The larger bottle is de-ionised water that I have collected from my tumble dryer, and the other little bottle is vinegar, the best cleaner by far. Washing up uses less water than a dishwasher, and now because I don’t have a big house to keep clean, I often use my airing cupboard to dry most of my clothes, again, as I hang them to dry, I can appreciate them, rather than throwing them in the dryer. I love pretty bottles, it makes cleaning a pleasure, and it is magical to clean my possessions as I spent a year without them. I do enjoy having appliances that make life easier, but I think we also lose that connection with our possessions. 

More is not always better, some times it is about finding the simple pleasures.  

Vintage Needle threader

I am amazed at this little gadget, not only is it over 50 years old, but it is still boxed with the instructions and works beautifully. 

A ninety year old lady lent it to me, and we often talk about a love of sewing. She is still making things to this day on her thirty year old singer, I can only hope that in fifty years time when I am her age, I will still be enjoying sewing. 

I will have to look for one of these, as I am struggling to thread needles these days! I spend a lot of my time searching for my glasses! 

Oranges and lemons

 I love marmalade but the best bit for me is the thickly cut rind, and it seems that no matter how expensive the make of marmalade it is more jelly than fruit. 

I like to make my own marmalade, and often double up the number of oranges to make it extra fruity. Hartley’s do a  very good marmade, which makes up to 6lb and great value and usually makes it very successful, but I add my own oranges. 

Cut 8 large oranges in half, and extract the juice and then put the oranges in a large maslin pan, cover them with water and bring to the boil for around an hour and a half. Switch off then allow to cool. 

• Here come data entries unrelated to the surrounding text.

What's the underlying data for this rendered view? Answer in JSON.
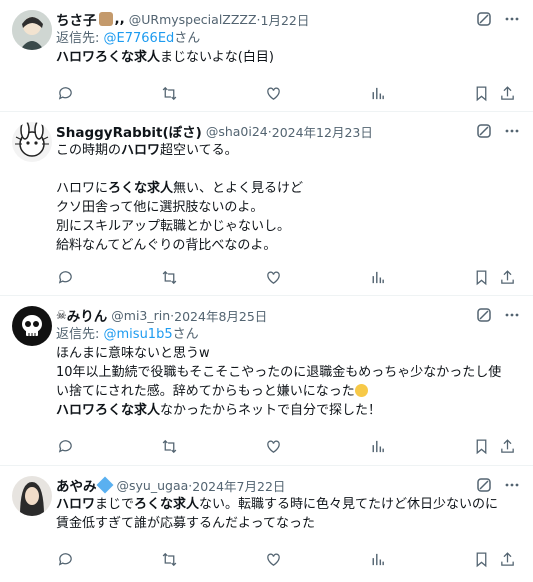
{
  "tweets": [
    {
      "name": "ちさ子",
      "name_suffix": ",,",
      "handle": "@URmyspecialZZZZ",
      "date": "1月22日",
      "reply_prefix": "返信先: ",
      "reply_handle": "@E7766Ed",
      "reply_suffix": "さん",
      "lines": [
        [
          {
            "t": "ハロワろくな求人",
            "b": true
          },
          {
            "t": "まじないよな(白目)"
          }
        ]
      ]
    },
    {
      "name": "ShaggyRabbit(ぼさ)",
      "handle": "@sha0i24",
      "date": "2024年12月23日",
      "lines": [
        [
          {
            "t": "この時期の"
          },
          {
            "t": "ハロワ",
            "b": true
          },
          {
            "t": "超空いてる。"
          }
        ],
        [],
        [
          {
            "t": "ハロワに"
          },
          {
            "t": "ろくな求人",
            "b": true
          },
          {
            "t": "無い、とよく見るけど"
          }
        ],
        [
          {
            "t": "クソ田舎って他に選択肢ないのよ。"
          }
        ],
        [
          {
            "t": "別にスキルアップ転職とかじゃないし。"
          }
        ],
        [
          {
            "t": "給料なんてどんぐりの背比べなのよ。"
          }
        ]
      ]
    },
    {
      "name_prefix": "☠",
      "name": "みりん",
      "handle": "@mi3_rin",
      "date": "2024年8月25日",
      "reply_prefix": "返信先: ",
      "reply_handle": "@misu1b5",
      "reply_suffix": "さん",
      "lines": [
        [
          {
            "t": "ほんまに意味ないと思うw"
          }
        ],
        [
          {
            "t": "10年以上勤続で役職もそこそこやったのに退職金もめっちゃ少なかったし使"
          }
        ],
        [
          {
            "t": "い捨てにされた感。辞めてからもっと嫌いになった"
          }
        ],
        [
          {
            "t": "ハロワろくな求人",
            "b": true
          },
          {
            "t": "なかったからネットで自分で探した！"
          }
        ]
      ]
    },
    {
      "name": "あやみ",
      "handle": "@syu_ugaa",
      "date": "2024年7月22日",
      "lines": [
        [
          {
            "t": "ハロワ",
            "b": true
          },
          {
            "t": "まじで"
          },
          {
            "t": "ろくな求人",
            "b": true
          },
          {
            "t": "ない。転職する時に色々見てたけど休日少ないのに"
          }
        ],
        [
          {
            "t": "賃金低すぎて誰が応募するんだよってなった"
          }
        ]
      ]
    }
  ],
  "meta_separator": " · ",
  "icons": {
    "grok": "grok-icon",
    "more": "more-icon",
    "reply": "reply-icon",
    "retweet": "retweet-icon",
    "like": "like-icon",
    "views": "views-icon",
    "bookmark": "bookmark-icon",
    "share": "share-icon"
  },
  "colors": {
    "text": "#0f1419",
    "secondary": "#536471",
    "link": "#1d9bf0",
    "divider": "#eff3f4"
  }
}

Take the orange halves and scrape out the inner segments and scrape out the white pith. Chop the rind either thinly or thickly to your preference. Using the directions on the marmade, but instead of water use the juice, it really brings out the orange flavour. You can also use jam sugar which has added pectin if you wish, this will help the marmalade set. 





I have been trying out different recipes for cheesecakes, I know the cooked cheesecake is the best for flavour, but no matter how hard I try the biscuit base ends up soggy. so I decided to try a non cook cheese cake using cream and muscapone but to bring out the real flavour of lemons I made some lemon curd. Make the usual digestive biscuit base. It really does make a great mix for a lovely lemon cheese cake, just fold into thick cream and muscapone, mix and then pour on top for a lovely lemony flavour. Home made lemon curd tastes so much nicer than commercial types. zest four lemons, add to 5 and a half ounces of melted butter. Add lemon juice and 1 lb of granulated sugar, heat gently until the sugar has melted and then add four beaten eggs. Stir constantly until the curd thickens up and then put in sterilised jars. 

Will keep up to a month, but keep in the fridge once opened. Of course the lemon cheesecake won’t last long at all!